he filing is the latest skirmish in an eight-month-long saga, during which Okada and Wynn have also sued each other in the United States.
Representatives for Wynn were not immediately available. Universal, in a stock exchange statement, said it had filed the lawsuit before the Tokyo District Court.
Until this past winter, Okada was the largest shareholder in Wynn's us$ 11 billion gambling empire, which has casinos in Las Vegas and Macau. He helped bankroll Wynn's operations for more than a decade.
The two fell out publicly in January when Okada filed a lawsuit in the U.S. against Wynn for blocking access to financial documents relating to a us$ 135 million company donation to the University of Macau.
Wynn stripped Okada of his once 20 percent share holding in Wynn Resorts through Okada's US subsidiary Aruze, claiming he was unsuitable to continue as a board member of the company after an internal investigation by former FBI Director Louis Freeh alleged Okada had violated U.S. anti-corruption laws.
Both self-made billionaires claim the other made improper payments to win favour in their respective Macau and Philippines markets. "We have not yet seen any documents relating to a filing by Okada in Japan, however we assume this is another attempt to distract from the real issues facing Aruze and Okada as identified in the Freeh Report," a spokesman for Wynn said in an email.

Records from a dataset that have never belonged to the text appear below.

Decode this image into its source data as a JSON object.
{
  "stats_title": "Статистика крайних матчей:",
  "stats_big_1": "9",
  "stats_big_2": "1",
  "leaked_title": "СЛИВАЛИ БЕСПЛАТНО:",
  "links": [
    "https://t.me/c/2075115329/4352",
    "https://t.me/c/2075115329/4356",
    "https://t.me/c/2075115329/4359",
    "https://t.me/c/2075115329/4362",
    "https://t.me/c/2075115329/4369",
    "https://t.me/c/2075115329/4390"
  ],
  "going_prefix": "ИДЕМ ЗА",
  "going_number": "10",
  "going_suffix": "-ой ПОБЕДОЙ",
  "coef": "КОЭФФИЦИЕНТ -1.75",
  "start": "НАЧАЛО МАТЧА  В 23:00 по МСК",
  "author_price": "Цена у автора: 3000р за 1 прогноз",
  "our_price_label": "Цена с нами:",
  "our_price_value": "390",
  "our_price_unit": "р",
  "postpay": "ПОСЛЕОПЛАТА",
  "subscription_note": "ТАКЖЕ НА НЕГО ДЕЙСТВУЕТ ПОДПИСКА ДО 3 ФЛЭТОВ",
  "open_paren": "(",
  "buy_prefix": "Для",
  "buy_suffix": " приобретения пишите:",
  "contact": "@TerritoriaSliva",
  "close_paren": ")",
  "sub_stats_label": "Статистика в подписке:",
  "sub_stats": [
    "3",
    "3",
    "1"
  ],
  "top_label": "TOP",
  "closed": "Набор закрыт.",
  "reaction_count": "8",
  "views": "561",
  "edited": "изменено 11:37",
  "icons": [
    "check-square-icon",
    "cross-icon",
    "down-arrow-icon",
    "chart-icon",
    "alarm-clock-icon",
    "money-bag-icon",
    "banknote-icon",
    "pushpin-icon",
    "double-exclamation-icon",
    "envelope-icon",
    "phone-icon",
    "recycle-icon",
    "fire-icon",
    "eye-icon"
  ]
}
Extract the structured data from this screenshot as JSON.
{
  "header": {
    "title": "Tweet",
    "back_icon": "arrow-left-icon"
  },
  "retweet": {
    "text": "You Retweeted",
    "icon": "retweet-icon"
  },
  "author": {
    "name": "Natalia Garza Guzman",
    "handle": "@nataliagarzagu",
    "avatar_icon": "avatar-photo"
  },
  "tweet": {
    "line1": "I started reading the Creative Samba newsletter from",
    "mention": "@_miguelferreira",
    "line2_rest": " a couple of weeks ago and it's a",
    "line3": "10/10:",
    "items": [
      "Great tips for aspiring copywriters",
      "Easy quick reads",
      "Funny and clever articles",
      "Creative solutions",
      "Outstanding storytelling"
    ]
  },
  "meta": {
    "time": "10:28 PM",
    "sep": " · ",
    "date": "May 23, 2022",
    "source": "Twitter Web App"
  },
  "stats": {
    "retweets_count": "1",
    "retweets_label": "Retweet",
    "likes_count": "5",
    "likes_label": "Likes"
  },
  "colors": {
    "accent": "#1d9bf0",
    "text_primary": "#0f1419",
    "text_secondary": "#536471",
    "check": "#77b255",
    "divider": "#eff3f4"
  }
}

Okada who made his fortune in pachinko - a game that is a cross between pinball and slots - is developing a us$ 2 billion casino resort in the Philippines. He has denied his company has done anything improper to obtain government favours.